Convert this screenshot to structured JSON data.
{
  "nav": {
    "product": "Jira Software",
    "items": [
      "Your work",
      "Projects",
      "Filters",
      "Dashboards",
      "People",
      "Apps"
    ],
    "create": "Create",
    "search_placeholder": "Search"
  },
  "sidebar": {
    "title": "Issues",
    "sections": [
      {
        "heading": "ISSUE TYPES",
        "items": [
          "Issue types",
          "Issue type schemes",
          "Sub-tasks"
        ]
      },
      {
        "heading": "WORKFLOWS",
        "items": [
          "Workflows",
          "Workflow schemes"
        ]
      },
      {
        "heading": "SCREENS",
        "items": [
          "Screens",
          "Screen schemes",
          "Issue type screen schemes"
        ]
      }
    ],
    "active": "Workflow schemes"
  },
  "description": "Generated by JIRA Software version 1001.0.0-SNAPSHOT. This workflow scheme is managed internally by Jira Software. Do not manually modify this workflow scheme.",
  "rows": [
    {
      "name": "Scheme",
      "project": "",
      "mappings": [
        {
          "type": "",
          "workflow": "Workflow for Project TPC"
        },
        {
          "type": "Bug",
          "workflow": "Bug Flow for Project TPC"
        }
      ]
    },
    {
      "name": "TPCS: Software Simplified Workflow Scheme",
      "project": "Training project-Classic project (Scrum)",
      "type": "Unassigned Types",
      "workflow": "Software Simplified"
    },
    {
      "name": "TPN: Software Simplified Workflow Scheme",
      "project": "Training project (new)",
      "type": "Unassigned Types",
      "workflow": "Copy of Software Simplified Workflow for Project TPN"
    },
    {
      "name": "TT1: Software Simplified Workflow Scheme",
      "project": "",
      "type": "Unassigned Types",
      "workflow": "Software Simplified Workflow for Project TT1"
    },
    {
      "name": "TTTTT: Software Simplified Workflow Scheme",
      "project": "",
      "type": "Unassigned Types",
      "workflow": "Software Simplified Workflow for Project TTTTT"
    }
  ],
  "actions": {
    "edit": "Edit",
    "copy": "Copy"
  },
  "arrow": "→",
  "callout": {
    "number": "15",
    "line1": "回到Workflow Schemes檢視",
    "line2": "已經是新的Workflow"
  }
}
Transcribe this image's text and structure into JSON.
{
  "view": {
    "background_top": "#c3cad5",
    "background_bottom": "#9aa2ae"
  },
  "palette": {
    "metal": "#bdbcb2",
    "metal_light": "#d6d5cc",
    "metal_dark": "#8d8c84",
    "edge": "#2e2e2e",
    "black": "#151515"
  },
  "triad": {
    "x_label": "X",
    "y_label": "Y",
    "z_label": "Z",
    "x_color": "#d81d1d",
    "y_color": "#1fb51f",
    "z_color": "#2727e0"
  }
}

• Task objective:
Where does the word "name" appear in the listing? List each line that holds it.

• Written answer:
      "name": "Scheme",
      "name": "TPCS: Software Simplified Workflow Scheme",
      "name": "TPN: Software Simplified Workflow Scheme",
      "name": "TT1: Software Simplified Workflow Scheme",
      "name": "TTTTT: Software Simplified Workflow Scheme",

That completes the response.